[Data for the task]

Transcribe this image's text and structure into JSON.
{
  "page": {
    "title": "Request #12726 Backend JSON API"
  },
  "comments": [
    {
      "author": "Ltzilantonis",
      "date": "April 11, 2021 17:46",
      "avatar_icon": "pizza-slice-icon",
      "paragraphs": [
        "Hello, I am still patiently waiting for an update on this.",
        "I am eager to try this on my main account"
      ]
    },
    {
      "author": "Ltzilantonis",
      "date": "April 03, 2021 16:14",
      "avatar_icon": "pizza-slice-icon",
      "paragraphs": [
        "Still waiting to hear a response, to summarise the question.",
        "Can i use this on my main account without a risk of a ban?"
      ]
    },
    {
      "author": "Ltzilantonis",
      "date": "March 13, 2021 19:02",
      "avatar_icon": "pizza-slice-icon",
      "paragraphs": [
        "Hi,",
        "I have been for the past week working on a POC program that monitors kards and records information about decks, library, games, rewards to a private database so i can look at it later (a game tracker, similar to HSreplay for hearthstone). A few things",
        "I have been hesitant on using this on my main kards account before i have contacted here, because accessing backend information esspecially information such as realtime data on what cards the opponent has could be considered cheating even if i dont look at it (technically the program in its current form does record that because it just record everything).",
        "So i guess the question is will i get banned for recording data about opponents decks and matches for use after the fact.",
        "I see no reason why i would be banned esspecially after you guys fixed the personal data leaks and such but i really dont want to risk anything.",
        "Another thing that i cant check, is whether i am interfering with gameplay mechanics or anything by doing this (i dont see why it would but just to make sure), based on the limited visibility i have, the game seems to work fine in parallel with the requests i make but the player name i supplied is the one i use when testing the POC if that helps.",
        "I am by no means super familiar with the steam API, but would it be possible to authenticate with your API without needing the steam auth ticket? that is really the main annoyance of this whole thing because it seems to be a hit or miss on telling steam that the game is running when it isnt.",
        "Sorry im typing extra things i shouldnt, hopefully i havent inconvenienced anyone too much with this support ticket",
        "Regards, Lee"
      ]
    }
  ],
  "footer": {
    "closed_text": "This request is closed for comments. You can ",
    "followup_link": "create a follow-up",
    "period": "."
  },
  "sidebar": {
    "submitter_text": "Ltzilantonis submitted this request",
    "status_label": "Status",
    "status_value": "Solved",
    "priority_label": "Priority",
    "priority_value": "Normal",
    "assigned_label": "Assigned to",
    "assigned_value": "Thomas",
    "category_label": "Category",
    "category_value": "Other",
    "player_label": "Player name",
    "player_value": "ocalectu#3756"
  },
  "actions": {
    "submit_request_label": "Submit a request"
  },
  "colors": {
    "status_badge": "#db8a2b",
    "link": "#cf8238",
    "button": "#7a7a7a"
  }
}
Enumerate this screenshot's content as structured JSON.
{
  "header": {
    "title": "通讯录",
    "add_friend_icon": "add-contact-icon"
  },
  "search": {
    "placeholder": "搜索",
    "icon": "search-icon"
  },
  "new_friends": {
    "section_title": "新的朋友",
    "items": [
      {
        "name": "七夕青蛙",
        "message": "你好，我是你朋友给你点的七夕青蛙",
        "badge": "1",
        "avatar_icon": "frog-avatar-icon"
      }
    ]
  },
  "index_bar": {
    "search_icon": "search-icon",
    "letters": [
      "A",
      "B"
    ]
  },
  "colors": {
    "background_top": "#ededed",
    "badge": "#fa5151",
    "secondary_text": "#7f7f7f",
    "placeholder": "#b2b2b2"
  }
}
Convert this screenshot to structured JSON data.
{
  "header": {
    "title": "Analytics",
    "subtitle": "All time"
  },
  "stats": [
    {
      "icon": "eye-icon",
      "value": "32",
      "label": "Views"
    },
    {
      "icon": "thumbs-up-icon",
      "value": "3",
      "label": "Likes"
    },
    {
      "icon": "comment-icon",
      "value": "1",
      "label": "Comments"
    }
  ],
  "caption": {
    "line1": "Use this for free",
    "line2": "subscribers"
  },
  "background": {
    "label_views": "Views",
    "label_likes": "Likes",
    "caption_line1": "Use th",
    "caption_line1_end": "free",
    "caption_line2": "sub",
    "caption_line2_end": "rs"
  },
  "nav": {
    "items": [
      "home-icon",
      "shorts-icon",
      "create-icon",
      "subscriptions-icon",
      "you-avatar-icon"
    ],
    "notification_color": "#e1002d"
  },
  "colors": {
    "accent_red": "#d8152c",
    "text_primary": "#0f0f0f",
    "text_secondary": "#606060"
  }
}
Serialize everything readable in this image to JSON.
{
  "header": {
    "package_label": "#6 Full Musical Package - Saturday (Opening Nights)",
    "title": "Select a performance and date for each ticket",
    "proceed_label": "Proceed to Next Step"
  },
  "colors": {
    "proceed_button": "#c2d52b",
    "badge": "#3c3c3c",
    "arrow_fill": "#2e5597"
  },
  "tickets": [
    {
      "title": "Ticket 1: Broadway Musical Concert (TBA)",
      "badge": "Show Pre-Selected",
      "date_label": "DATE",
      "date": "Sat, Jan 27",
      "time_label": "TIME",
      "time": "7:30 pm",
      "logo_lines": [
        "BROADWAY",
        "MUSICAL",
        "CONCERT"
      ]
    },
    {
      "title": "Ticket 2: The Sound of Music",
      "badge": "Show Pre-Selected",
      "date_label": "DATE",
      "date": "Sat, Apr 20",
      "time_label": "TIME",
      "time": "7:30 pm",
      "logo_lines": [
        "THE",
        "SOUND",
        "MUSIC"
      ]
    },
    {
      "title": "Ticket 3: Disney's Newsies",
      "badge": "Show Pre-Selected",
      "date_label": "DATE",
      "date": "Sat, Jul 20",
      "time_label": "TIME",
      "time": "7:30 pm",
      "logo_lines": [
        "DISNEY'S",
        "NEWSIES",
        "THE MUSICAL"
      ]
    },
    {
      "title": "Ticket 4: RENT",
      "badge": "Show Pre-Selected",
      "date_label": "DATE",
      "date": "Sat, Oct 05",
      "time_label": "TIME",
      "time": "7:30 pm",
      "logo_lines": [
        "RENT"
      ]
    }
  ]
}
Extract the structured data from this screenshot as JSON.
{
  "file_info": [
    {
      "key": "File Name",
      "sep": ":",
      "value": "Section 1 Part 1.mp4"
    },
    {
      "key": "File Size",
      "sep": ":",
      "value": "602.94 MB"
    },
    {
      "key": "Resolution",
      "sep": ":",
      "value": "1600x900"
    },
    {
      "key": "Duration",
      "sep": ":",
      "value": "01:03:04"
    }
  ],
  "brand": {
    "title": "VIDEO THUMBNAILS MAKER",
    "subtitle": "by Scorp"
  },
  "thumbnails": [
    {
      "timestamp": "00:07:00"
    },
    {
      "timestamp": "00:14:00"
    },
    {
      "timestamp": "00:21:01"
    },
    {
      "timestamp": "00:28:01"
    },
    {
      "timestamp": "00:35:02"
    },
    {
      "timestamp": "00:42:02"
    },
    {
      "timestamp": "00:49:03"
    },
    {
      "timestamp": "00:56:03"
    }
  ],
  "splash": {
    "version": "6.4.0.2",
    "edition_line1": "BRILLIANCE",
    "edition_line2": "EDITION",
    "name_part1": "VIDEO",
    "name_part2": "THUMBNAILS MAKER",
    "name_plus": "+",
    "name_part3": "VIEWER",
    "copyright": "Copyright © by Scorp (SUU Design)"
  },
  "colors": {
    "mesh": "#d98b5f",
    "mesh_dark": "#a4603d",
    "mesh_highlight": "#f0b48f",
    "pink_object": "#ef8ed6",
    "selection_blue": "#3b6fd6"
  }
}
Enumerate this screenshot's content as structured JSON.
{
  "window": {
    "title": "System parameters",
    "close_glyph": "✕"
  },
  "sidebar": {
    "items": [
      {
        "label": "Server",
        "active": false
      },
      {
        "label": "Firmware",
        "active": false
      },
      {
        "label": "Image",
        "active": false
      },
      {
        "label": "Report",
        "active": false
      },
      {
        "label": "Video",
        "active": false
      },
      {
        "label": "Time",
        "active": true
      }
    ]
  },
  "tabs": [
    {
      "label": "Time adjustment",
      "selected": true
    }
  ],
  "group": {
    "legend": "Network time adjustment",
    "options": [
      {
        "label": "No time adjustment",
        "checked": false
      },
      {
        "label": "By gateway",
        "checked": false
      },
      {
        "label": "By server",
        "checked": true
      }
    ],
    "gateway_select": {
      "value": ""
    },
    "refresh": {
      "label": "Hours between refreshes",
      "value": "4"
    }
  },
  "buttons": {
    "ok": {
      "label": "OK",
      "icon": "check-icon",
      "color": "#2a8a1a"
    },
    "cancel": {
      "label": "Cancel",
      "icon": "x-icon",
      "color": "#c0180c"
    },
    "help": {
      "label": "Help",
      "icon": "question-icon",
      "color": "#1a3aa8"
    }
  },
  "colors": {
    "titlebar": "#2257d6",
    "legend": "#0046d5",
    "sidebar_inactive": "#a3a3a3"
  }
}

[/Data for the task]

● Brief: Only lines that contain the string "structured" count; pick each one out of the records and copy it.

● Result:
Enumerate this screenshot's content as structured JSON.
Convert this screenshot to structured JSON data.
Extract the structured data from this screenshot as JSON.
Enumerate this screenshot's content as structured JSON.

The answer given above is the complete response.